══ RECORDS ══
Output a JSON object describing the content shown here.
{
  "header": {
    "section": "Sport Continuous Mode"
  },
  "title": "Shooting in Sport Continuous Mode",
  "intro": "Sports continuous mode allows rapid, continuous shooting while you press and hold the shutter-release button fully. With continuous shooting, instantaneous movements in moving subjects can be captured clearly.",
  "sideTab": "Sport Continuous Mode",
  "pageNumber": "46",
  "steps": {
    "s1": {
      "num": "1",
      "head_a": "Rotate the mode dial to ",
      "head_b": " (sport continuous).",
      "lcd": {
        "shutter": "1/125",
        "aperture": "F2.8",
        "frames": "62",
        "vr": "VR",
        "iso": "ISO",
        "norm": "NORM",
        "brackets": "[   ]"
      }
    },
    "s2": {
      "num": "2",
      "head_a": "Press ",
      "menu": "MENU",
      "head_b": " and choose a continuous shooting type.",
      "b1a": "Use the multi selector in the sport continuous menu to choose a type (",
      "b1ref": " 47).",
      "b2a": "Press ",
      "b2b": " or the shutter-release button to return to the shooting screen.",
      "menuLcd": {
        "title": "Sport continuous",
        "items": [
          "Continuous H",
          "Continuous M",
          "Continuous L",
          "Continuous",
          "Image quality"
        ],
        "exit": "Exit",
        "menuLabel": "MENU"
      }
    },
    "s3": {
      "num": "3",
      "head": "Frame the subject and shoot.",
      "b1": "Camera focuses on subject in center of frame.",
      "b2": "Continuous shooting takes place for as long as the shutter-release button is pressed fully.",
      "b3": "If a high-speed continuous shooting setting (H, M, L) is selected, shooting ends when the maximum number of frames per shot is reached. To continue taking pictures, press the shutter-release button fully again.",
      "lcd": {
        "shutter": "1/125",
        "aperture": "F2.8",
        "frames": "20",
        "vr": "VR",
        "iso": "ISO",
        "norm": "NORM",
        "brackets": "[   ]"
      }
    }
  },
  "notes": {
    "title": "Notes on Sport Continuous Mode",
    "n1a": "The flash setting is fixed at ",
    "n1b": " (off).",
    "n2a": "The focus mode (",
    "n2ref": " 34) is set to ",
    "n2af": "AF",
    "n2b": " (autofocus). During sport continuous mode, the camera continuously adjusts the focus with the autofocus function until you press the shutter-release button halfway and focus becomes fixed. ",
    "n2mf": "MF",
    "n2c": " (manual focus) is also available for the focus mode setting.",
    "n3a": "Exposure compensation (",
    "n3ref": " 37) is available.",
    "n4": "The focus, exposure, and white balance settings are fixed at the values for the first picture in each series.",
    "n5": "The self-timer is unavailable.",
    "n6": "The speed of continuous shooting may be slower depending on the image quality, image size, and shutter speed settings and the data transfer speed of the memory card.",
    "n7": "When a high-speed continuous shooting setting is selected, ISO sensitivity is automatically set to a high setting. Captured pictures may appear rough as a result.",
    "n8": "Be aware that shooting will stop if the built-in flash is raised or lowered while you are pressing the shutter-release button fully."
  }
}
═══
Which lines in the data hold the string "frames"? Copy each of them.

        "frames": "62",
      "b3": "If a high-speed continuous shooting setting (H, M, L) is selected, shooting ends when the maximum number of frames per shot is reached. To continue taking pictures, press the shutter-release button fully again.",
        "frames": "20",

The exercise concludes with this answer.